Mercer County, New Jersey is located halfway between New York City and Philadelphia, directly in the center of the State of New Jersey. Home to more than 360,000 people, Mercer County is home to 10% of the US population. Mercer County was formed into a county from surrounding areas in February 1838, this county has come a long way in terms of growth and success.
Aside from the many entertaining things to do and see lies a studious college community bustling with young people eager to learn. Home to Princeton University, Rider University, and other great colleges, Mercer County is home to some of the smartest minds in America. It is also home to some of the wealthiest citizens in America. It was also home to some of the smartest minds in America – people such as Albert Einstein called Mercer County home.

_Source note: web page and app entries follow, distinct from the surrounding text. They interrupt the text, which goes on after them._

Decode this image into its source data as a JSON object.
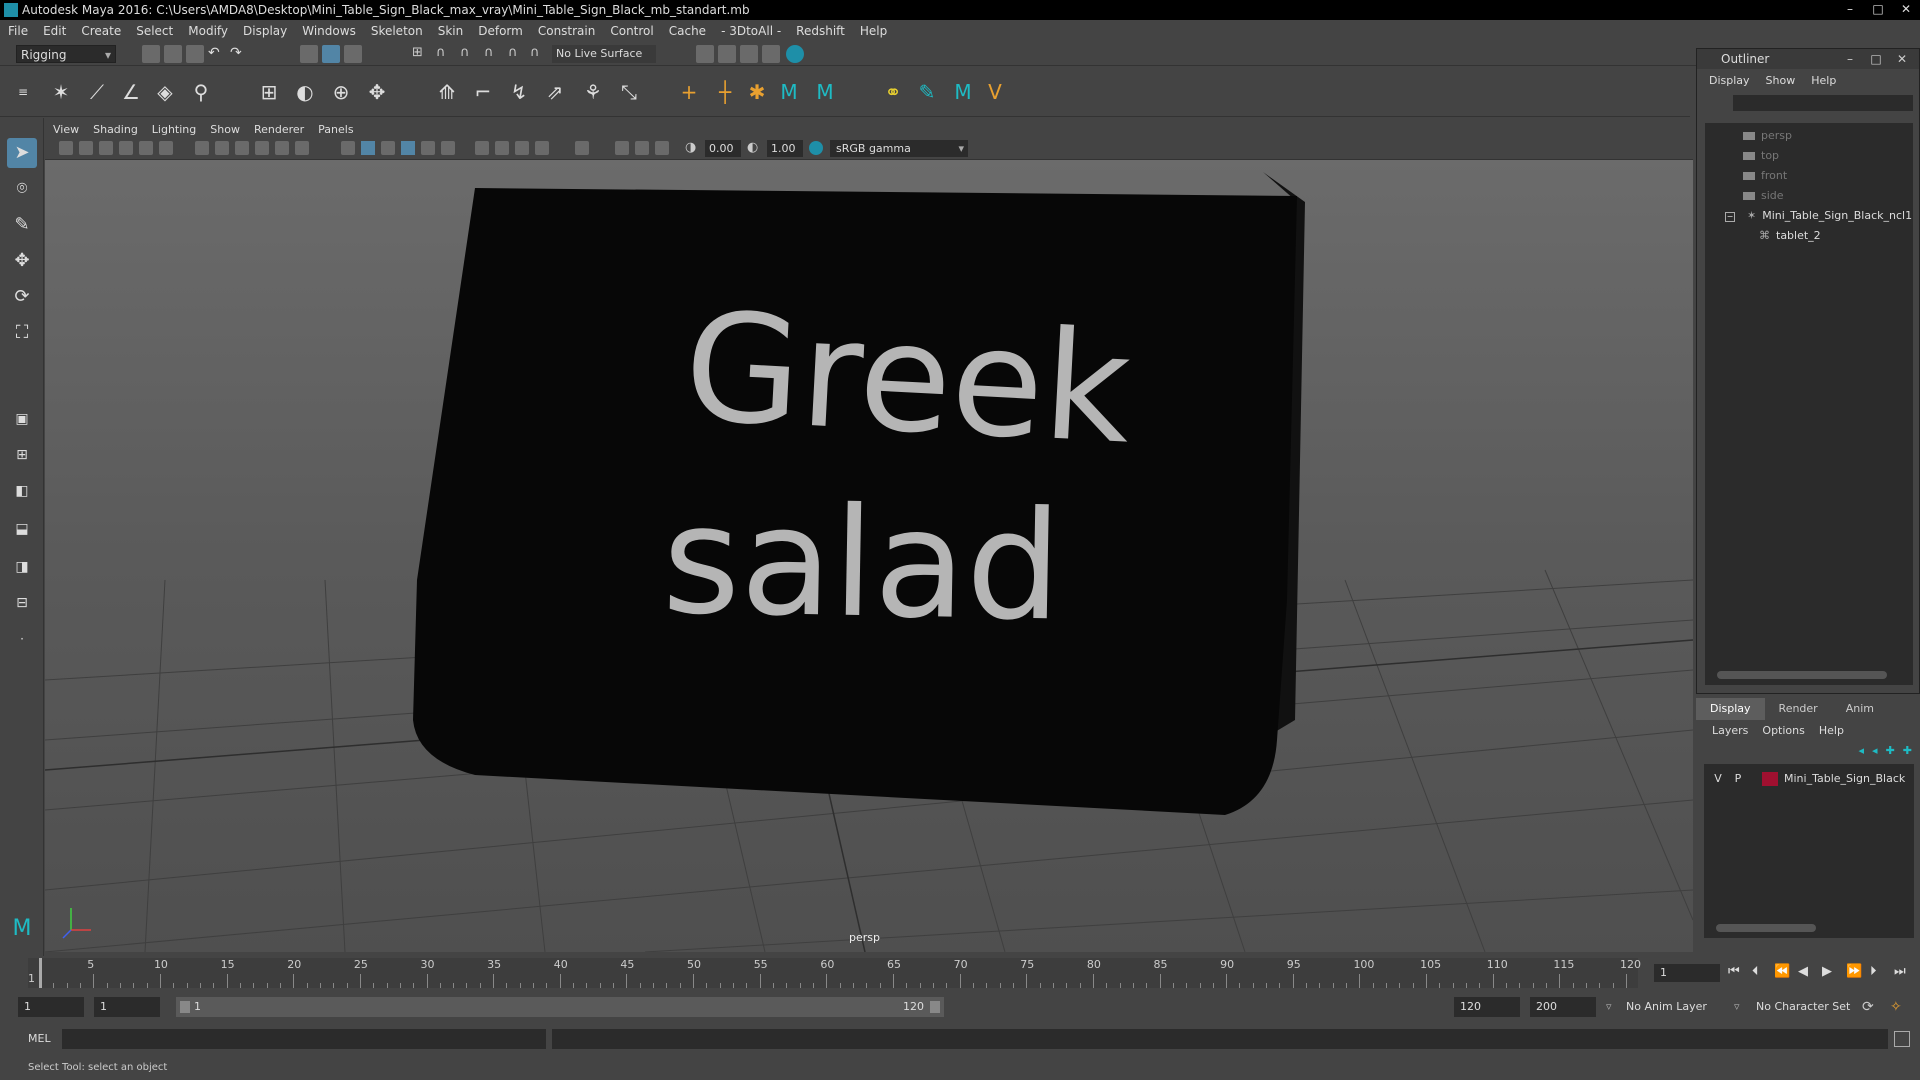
{
  "window": {
    "title": "Autodesk Maya 2016: C:\\Users\\AMDA8\\Desktop\\Mini_Table_Sign_Black_max_vray\\Mini_Table_Sign_Black_mb_standart.mb",
    "minimize": "–",
    "maximize": "□",
    "close": "✕"
  },
  "menus": [
    "File",
    "Edit",
    "Create",
    "Select",
    "Modify",
    "Display",
    "Windows",
    "Skeleton",
    "Skin",
    "Deform",
    "Constrain",
    "Control",
    "Cache",
    "- 3DtoAll -",
    "Redshift",
    "Help"
  ],
  "status": {
    "mode": "Rigging",
    "live_surface": "No Live Surface"
  },
  "viewport": {
    "menus": [
      "View",
      "Shading",
      "Lighting",
      "Show",
      "Renderer",
      "Panels"
    ],
    "exposure": "0.00",
    "gamma": "1.00",
    "color_space": "sRGB gamma",
    "camera": "persp",
    "sign_text_line1": "Greek",
    "sign_text_line2": "salad"
  },
  "outliner": {
    "title": "Outliner",
    "menus": [
      "Display",
      "Show",
      "Help"
    ],
    "items": [
      {
        "label": "persp",
        "type": "camera"
      },
      {
        "label": "top",
        "type": "camera"
      },
      {
        "label": "front",
        "type": "camera"
      },
      {
        "label": "side",
        "type": "camera"
      },
      {
        "label": "Mini_Table_Sign_Black_ncl1",
        "type": "group"
      },
      {
        "label": "tablet_2",
        "type": "mesh"
      }
    ]
  },
  "layers": {
    "tabs": [
      "Display",
      "Render",
      "Anim"
    ],
    "active_tab": "Display",
    "menus": [
      "Layers",
      "Options",
      "Help"
    ],
    "rows": [
      {
        "v": "V",
        "p": "P",
        "name": "Mini_Table_Sign_Black",
        "color": "#a01030"
      }
    ]
  },
  "timeline": {
    "ticks": [
      "5",
      "10",
      "15",
      "20",
      "25",
      "30",
      "35",
      "40",
      "45",
      "50",
      "55",
      "60",
      "65",
      "70",
      "75",
      "80",
      "85",
      "90",
      "95",
      "100",
      "105",
      "110",
      "115",
      "120"
    ],
    "start_tick_label": "1",
    "current_frame": "1"
  },
  "range": {
    "start": "1",
    "playback_start": "1",
    "bar_start": "1",
    "bar_end": "120",
    "playback_end": "120",
    "end": "200",
    "anim_layer": "No Anim Layer",
    "character_set": "No Character Set"
  },
  "command": {
    "lang": "MEL"
  },
  "help_line": "Select Tool: select an object",
  "colors": {
    "active_tool": "#5285a6",
    "layer_color": "#a01030",
    "maya_blue": "#1e8fa8"
  }
}
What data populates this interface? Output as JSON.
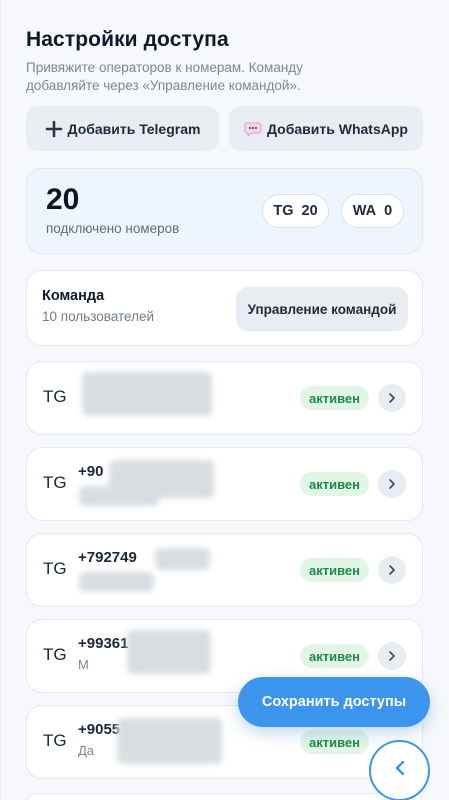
{
  "header": {
    "title": "Настройки доступа",
    "subtitle": "Привяжите операторов к номерам. Команду добавляйте через «Управление командой»."
  },
  "actions": {
    "add_telegram": "Добавить Telegram",
    "add_whatsapp": "Добавить WhatsApp"
  },
  "stats": {
    "count": "20",
    "label": "подключено номеров",
    "tg_label": "TG",
    "tg_count": "20",
    "wa_label": "WA",
    "wa_count": "0"
  },
  "team": {
    "title": "Команда",
    "count": "10 пользователей",
    "manage_label": "Управление командой"
  },
  "numbers": [
    {
      "type": "TG",
      "phone": "",
      "name": "",
      "status": "активен"
    },
    {
      "type": "TG",
      "phone": "+90",
      "name": "",
      "status": "активен"
    },
    {
      "type": "TG",
      "phone": "+792749",
      "name": "",
      "status": "активен"
    },
    {
      "type": "TG",
      "phone": "+99361",
      "name": "М",
      "status": "активен"
    },
    {
      "type": "TG",
      "phone": "+9055",
      "name": "Да",
      "status": "активен"
    }
  ],
  "footer": {
    "save_label": "Сохранить доступы"
  },
  "icons": {
    "add": "plus-icon",
    "whatsapp": "chat-bubble-icon",
    "chevron": "chevron-right-icon",
    "back": "chevron-left-icon"
  },
  "colors": {
    "accent": "#3b95ec",
    "active_bg": "#e2f6e8",
    "active_text": "#1f8a47"
  }
}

The county was formed by an act of the New Jersey Legislature on February 22, 1838, from portions of Burlington County, Hunterdon County, and Middlesex County. It was named for Continental Army General Hugh Mercer, who died as a result of wounds received at the Battle of Princeton on January 3, 1777.
Mercer was born near Rosehearty, Aberdeenshire, Scotland, to Church of Scotland minister Reverend William Mercer of Pitsligo Parish Kirk and Ann Monro. At 15, he attended the University of Aberdeen, Marischal College, studying medicine, and graduated as a Doctor. He was an assistant surgeon in the army of Bonnie Prince Charlie in 1745 and was present at the Battle of Culloden when Charles’ army was crushed on 16 April 1746, and many survivors were hunted down and killed. As a fugitive in his own homeland in 1747, Mercer fled Scotland after months in hiding. He bought his way onto a ship and moved to America, settling near what is now Mercersburg, Pennsylvania, and practiced medicine for eight years.

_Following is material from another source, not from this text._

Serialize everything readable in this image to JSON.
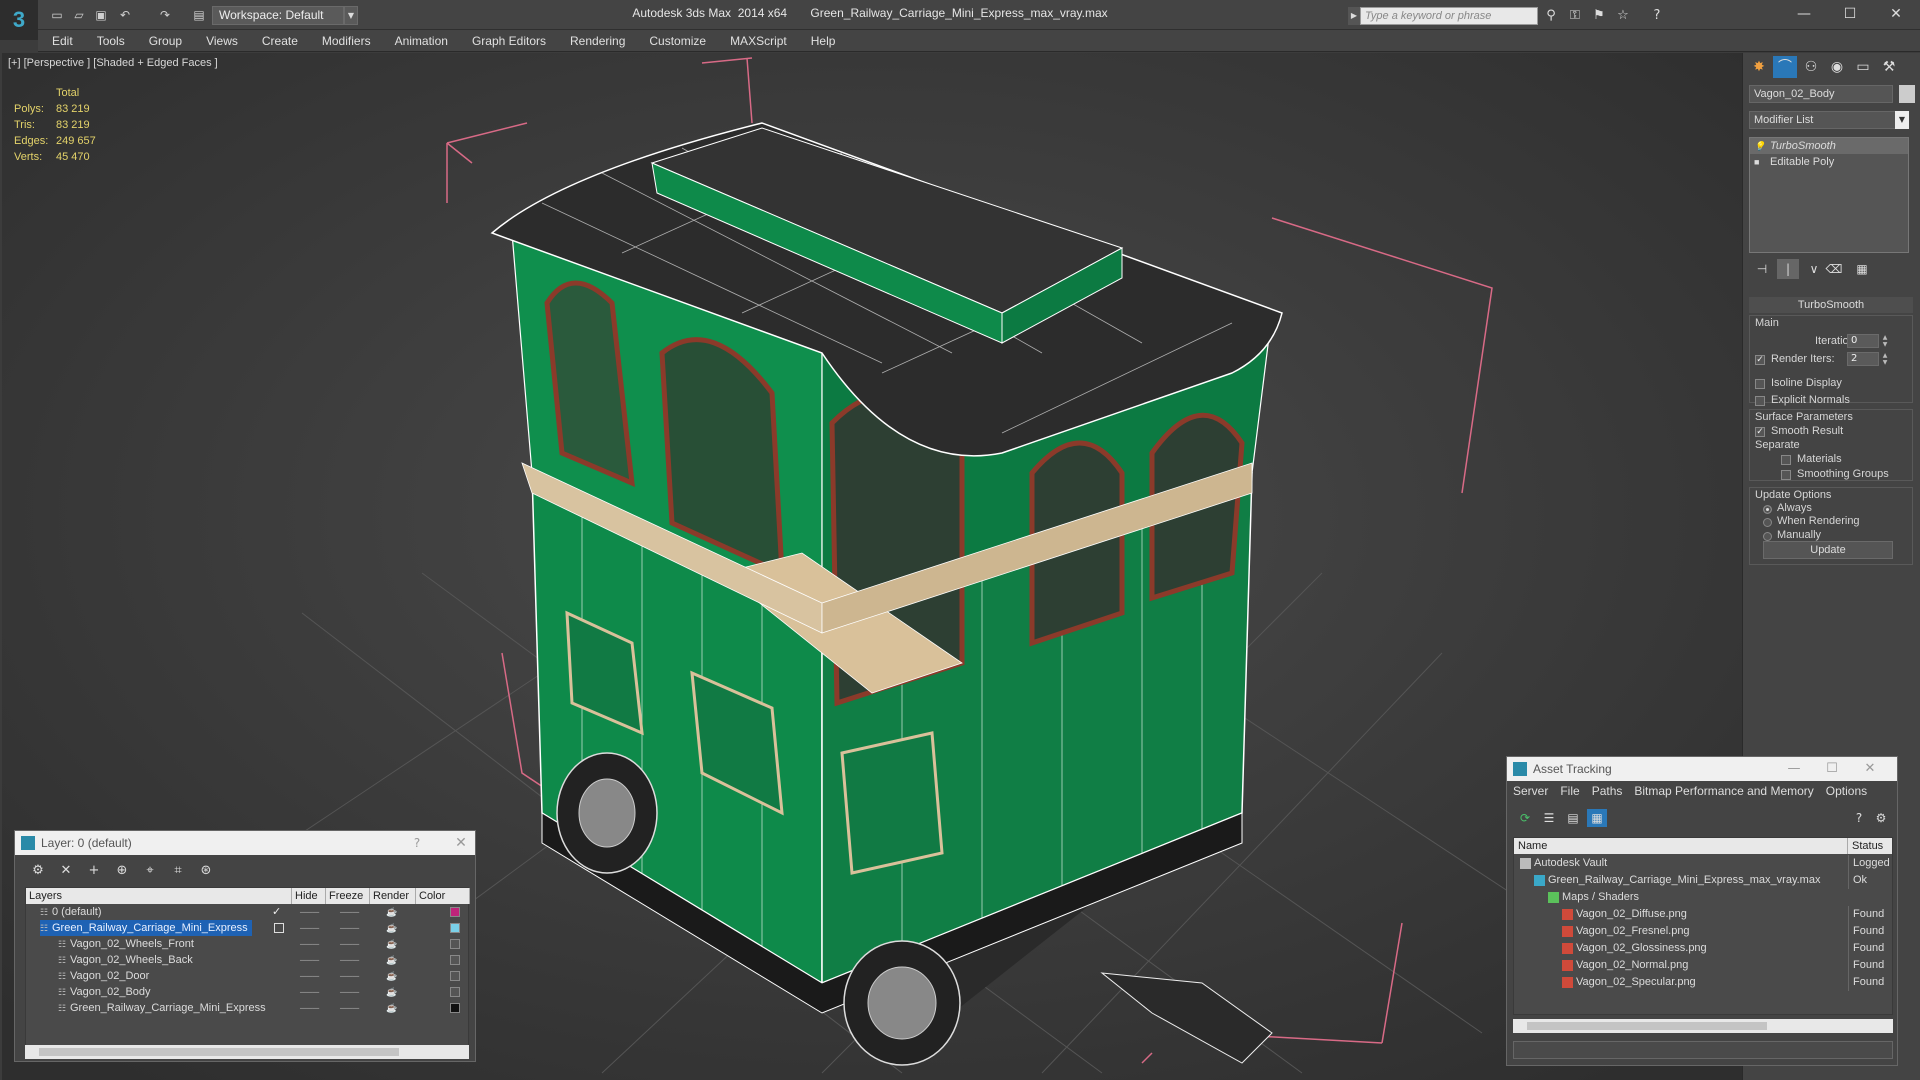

In 1755, when General Edward Braddock’s army was cut down by the French and Indians during the first British attempt to take Fort Duquesne, Mercer was shocked by the same butchery he remembered at Culloden. He came to the aid of the wounded and eventually took up arms in support of the army that a few years prior had hunted him, this time as a soldier, not a surgeon. By 1756, he was commissioned a captain in a Pennsylvania regiment and accompanied Lt. Col. John Armstrong’s expedition on the raid of the Indian village of Kittanning in September 1756. During the attack, Mercer was badly wounded and separated from his unit. He trekked 100 miles through the woods for fourteen days, injured and with no supplies, until he found his way back to Fort Shirley, where he was recognized and promoted. He rose to the rank of colonel and commanded garrisons. It was during this period that Mercer developed a lifelong and warm friendship with another colonel, George Washington.

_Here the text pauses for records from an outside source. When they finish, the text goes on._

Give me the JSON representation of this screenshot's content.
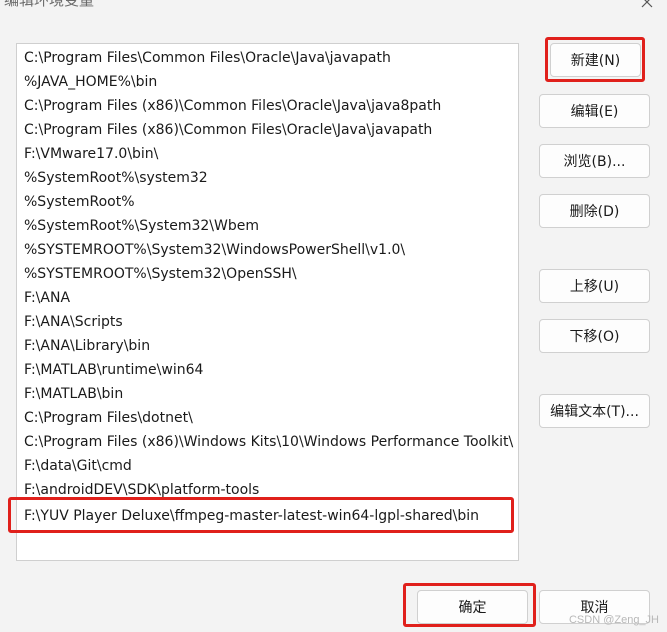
{
  "window": {
    "title": "编辑环境变量",
    "watermark": "CSDN @Zeng_JH"
  },
  "paths": [
    "C:\\Program Files\\Common Files\\Oracle\\Java\\javapath",
    "%JAVA_HOME%\\bin",
    "C:\\Program Files (x86)\\Common Files\\Oracle\\Java\\java8path",
    "C:\\Program Files (x86)\\Common Files\\Oracle\\Java\\javapath",
    "F:\\VMware17.0\\bin\\",
    "%SystemRoot%\\system32",
    "%SystemRoot%",
    "%SystemRoot%\\System32\\Wbem",
    "%SYSTEMROOT%\\System32\\WindowsPowerShell\\v1.0\\",
    "%SYSTEMROOT%\\System32\\OpenSSH\\",
    "F:\\ANA",
    "F:\\ANA\\Scripts",
    "F:\\ANA\\Library\\bin",
    "F:\\MATLAB\\runtime\\win64",
    "F:\\MATLAB\\bin",
    "C:\\Program Files\\dotnet\\",
    "C:\\Program Files (x86)\\Windows Kits\\10\\Windows Performance Toolkit\\",
    "F:\\data\\Git\\cmd",
    "F:\\androidDEV\\SDK\\platform-tools",
    "F:\\YUV Player Deluxe\\ffmpeg-master-latest-win64-lgpl-shared\\bin"
  ],
  "selected_index": 19,
  "buttons": {
    "new": "新建(N)",
    "edit": "编辑(E)",
    "browse": "浏览(B)...",
    "delete": "删除(D)",
    "move_up": "上移(U)",
    "move_down": "下移(O)",
    "edit_text": "编辑文本(T)...",
    "ok": "确定",
    "cancel": "取消"
  },
  "colors": {
    "highlight": "#e0201b",
    "background": "#f3f3f3"
  }
}
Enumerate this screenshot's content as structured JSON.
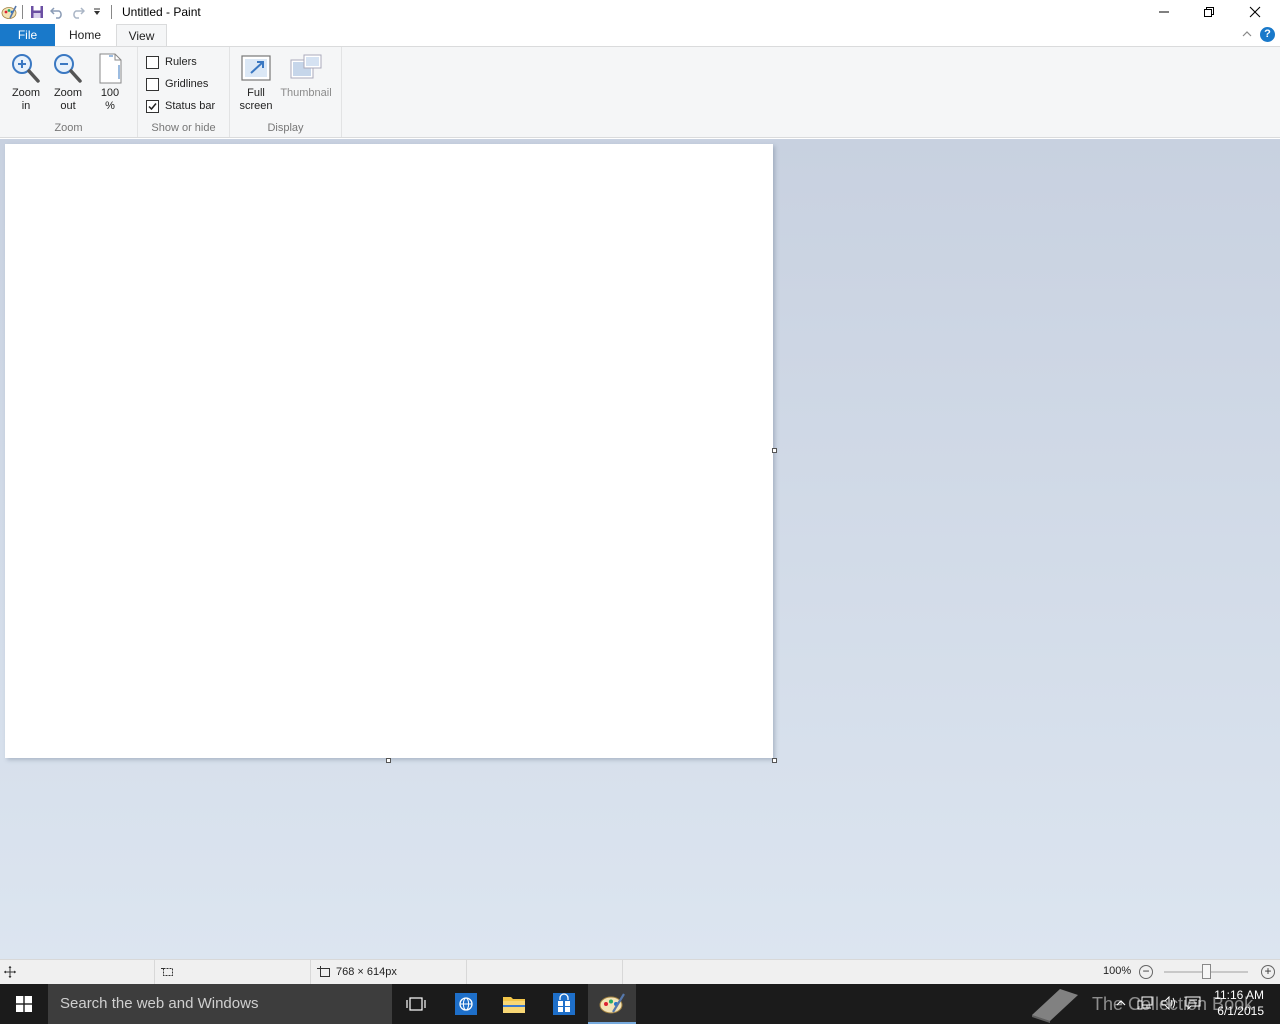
{
  "titlebar": {
    "title": "Untitled - Paint",
    "qat_icons": [
      "paint-app-icon",
      "save-icon",
      "undo-icon",
      "redo-icon",
      "customize-qat-icon"
    ],
    "controls": [
      "minimize",
      "restore",
      "close"
    ]
  },
  "tabs": [
    {
      "label": "File"
    },
    {
      "label": "Home"
    },
    {
      "label": "View",
      "active": true
    }
  ],
  "help": "?",
  "ribbon": {
    "zoom_group": {
      "label": "Zoom",
      "zoom_in": {
        "line1": "Zoom",
        "line2": "in"
      },
      "zoom_out": {
        "line1": "Zoom",
        "line2": "out"
      },
      "actual_size": {
        "line1": "100",
        "line2": "%"
      }
    },
    "show_hide_group": {
      "label": "Show or hide",
      "rulers": {
        "label": "Rulers",
        "checked": false
      },
      "gridlines": {
        "label": "Gridlines",
        "checked": false
      },
      "status_bar": {
        "label": "Status bar",
        "checked": true
      }
    },
    "display_group": {
      "label": "Display",
      "full_screen": {
        "line1": "Full",
        "line2": "screen"
      },
      "thumbnail": {
        "label": "Thumbnail",
        "enabled": false
      }
    }
  },
  "status": {
    "image_size": "768 × 614px",
    "zoom_level": "100%",
    "zoom_minus": "−",
    "zoom_plus": "+"
  },
  "taskbar": {
    "search_placeholder": "Search the web and Windows",
    "time": "11:16 AM",
    "date": "6/1/2015",
    "watermark": "The Collection Book"
  },
  "colors": {
    "accent": "#1979ca",
    "ribbon_bg": "#f5f6f7",
    "workspace_top": "#c8d1e0",
    "workspace_bottom": "#dce5f0",
    "taskbar_bg": "#1b1b1b"
  }
}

In 1786, after General Washington ensured that Trenton would not be the national capital and before Washington, D.C. was created, a petition was circulated around among the leaders of Burlington and Hunterdon townships. The petition called for the creation of the City of Trenton. Unlike its original hamlet configuration, the City of Trenton would not be allowed to act as its cousins of the time, creating the necessary government and community atmospheres of the cities of the 18th century.
This petition failed, but a compromise struck in the political manner of the day did create the Borough of South Trenton. This new borough cut between Hunterdon and Burlington and made for interesting political discontent. Unhappy with the 50-year-old system of the 13 original New Jersey counties, the state legislature saw the new Borough as the starting point of a new county – one that would balance the power of the more northern Hudson County, while still enabling the southern counties a powerful voice in the state legislature.
In 1838, twenty-three years before the Civil War, the New Jersey state legislature decided to redraw its county lines. Increasing the colonial 13 counties to a more modern 15 counties balanced the political powers of the day. Unhappy with the odd number of representatives in the county system, the state legislature created Mercer County.
The new county, which encompassed Princeton and Trenton, was carved out of parts of Hunterdon, Burlington, Middlesex, and Somerset counties. This was the birth of modern-day Mercer County.